ABOUT THIS EXERCISE -
Check each line of the data below for the string "Videos", then state how many have it and nothing else.

Data records for software interfaces
_____

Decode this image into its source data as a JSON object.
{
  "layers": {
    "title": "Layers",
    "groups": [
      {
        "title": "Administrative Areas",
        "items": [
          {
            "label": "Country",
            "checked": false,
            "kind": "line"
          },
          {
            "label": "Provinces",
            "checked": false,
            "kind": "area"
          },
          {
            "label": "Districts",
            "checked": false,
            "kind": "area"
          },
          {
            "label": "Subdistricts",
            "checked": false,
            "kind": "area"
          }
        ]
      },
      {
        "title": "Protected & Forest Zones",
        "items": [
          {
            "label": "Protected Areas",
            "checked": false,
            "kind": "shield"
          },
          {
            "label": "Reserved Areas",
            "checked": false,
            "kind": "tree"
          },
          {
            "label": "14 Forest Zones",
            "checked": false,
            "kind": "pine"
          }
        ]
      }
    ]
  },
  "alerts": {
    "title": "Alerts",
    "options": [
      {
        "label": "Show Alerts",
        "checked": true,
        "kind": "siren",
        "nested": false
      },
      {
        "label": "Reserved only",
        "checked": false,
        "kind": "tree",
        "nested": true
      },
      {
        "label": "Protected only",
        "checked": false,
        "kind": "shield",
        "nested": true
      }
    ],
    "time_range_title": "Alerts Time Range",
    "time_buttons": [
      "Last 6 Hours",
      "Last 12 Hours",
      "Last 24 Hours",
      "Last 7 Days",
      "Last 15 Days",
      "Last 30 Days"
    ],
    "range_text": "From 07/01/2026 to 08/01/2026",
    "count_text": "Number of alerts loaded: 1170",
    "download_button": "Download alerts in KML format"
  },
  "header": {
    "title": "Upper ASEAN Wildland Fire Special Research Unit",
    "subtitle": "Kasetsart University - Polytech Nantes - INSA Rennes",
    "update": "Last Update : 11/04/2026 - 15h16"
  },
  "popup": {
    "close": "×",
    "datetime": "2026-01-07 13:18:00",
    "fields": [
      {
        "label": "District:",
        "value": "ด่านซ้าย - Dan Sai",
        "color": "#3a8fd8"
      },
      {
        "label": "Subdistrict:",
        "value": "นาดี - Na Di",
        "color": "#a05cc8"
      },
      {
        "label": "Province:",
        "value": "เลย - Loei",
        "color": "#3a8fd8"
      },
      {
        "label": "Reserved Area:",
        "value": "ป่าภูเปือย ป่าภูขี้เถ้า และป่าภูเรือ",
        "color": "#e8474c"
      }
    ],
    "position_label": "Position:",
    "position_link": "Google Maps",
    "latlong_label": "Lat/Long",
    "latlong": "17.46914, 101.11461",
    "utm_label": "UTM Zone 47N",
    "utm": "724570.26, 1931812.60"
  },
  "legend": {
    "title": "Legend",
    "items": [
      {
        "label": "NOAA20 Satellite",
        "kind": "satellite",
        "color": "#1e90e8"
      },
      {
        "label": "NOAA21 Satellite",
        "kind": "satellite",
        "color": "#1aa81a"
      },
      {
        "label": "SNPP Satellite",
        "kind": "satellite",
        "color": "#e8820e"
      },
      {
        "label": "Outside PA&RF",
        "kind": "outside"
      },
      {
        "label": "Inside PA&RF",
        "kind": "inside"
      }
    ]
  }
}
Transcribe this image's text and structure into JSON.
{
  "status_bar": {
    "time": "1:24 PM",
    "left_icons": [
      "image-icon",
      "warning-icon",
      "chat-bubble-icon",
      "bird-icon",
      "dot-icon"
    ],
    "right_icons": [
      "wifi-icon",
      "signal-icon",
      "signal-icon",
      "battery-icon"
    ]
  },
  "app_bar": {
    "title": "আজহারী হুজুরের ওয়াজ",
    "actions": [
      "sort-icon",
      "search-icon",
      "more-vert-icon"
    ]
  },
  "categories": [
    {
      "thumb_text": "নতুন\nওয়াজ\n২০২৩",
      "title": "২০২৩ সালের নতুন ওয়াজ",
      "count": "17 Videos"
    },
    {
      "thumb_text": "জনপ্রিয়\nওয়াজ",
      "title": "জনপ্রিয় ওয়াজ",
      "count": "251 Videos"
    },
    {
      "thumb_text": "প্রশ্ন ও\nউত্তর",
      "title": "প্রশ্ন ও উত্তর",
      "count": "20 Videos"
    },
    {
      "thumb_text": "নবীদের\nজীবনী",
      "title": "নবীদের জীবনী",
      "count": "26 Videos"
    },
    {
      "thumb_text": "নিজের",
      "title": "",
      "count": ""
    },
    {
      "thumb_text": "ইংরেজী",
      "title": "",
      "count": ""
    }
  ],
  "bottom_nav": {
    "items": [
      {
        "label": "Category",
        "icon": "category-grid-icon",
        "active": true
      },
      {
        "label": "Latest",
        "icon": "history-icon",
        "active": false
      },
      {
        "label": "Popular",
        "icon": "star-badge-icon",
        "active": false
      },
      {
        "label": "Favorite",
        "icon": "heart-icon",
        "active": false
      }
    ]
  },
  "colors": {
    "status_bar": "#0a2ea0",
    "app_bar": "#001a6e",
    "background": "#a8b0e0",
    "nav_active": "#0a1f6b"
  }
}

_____

WRITTEN ANSWER -
4